| Provided entries |
★ ★ ★ ★ ★
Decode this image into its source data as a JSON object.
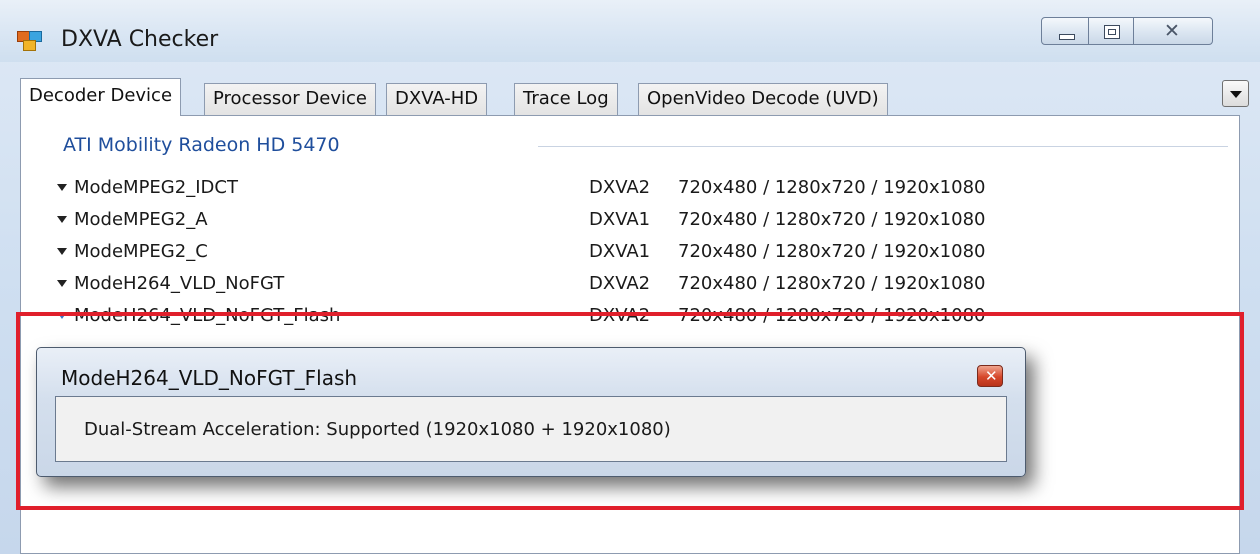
{
  "window": {
    "title": "DXVA Checker",
    "close_glyph": "✕"
  },
  "tabs": [
    {
      "label": "Decoder Device",
      "active": true
    },
    {
      "label": "Processor Device",
      "active": false
    },
    {
      "label": "DXVA-HD",
      "active": false
    },
    {
      "label": "Trace Log",
      "active": false
    },
    {
      "label": "OpenVideo Decode (UVD)",
      "active": false
    }
  ],
  "device": {
    "name": "ATI Mobility Radeon HD 5470"
  },
  "decoders": [
    {
      "name": "ModeMPEG2_IDCT",
      "api": "DXVA2",
      "resolutions": "720x480 / 1280x720 / 1920x1080"
    },
    {
      "name": "ModeMPEG2_A",
      "api": "DXVA1",
      "resolutions": "720x480 / 1280x720 / 1920x1080"
    },
    {
      "name": "ModeMPEG2_C",
      "api": "DXVA1",
      "resolutions": "720x480 / 1280x720 / 1920x1080"
    },
    {
      "name": "ModeH264_VLD_NoFGT",
      "api": "DXVA2",
      "resolutions": "720x480 / 1280x720 / 1920x1080"
    },
    {
      "name": "ModeH264_VLD_NoFGT_Flash",
      "api": "DXVA2",
      "resolutions": "720x480 / 1280x720 / 1920x1080"
    }
  ],
  "popup": {
    "title": "ModeH264_VLD_NoFGT_Flash",
    "close_glyph": "✕",
    "message": "Dual-Stream Acceleration:  Supported  (1920x1080 + 1920x1080)"
  },
  "colors": {
    "highlight": "#e01f2b",
    "group_header": "#1f4e9c"
  }
}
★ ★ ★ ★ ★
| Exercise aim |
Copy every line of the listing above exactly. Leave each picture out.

| Exercise solution |
Decode this image into its source data as a JSON object.
{
  "window": {
    "title": "DXVA Checker",
    "close_glyph": "✕"
  },
  "tabs": [
    {
      "label": "Decoder Device",
      "active": true
    },
    {
      "label": "Processor Device",
      "active": false
    },
    {
      "label": "DXVA-HD",
      "active": false
    },
    {
      "label": "Trace Log",
      "active": false
    },
    {
      "label": "OpenVideo Decode (UVD)",
      "active": false
    }
  ],
  "device": {
    "name": "ATI Mobility Radeon HD 5470"
  },
  "decoders": [
    {
      "name": "ModeMPEG2_IDCT",
      "api": "DXVA2",
      "resolutions": "720x480 / 1280x720 / 1920x1080"
    },
    {
      "name": "ModeMPEG2_A",
      "api": "DXVA1",
      "resolutions": "720x480 / 1280x720 / 1920x1080"
    },
    {
      "name": "ModeMPEG2_C",
      "api": "DXVA1",
      "resolutions": "720x480 / 1280x720 / 1920x1080"
    },
    {
      "name": "ModeH264_VLD_NoFGT",
      "api": "DXVA2",
      "resolutions": "720x480 / 1280x720 / 1920x1080"
    },
    {
      "name": "ModeH264_VLD_NoFGT_Flash",
      "api": "DXVA2",
      "resolutions": "720x480 / 1280x720 / 1920x1080"
    }
  ],
  "popup": {
    "title": "ModeH264_VLD_NoFGT_Flash",
    "close_glyph": "✕",
    "message": "Dual-Stream Acceleration:  Supported  (1920x1080 + 1920x1080)"
  },
  "colors": {
    "highlight": "#e01f2b",
    "group_header": "#1f4e9c"
  }
}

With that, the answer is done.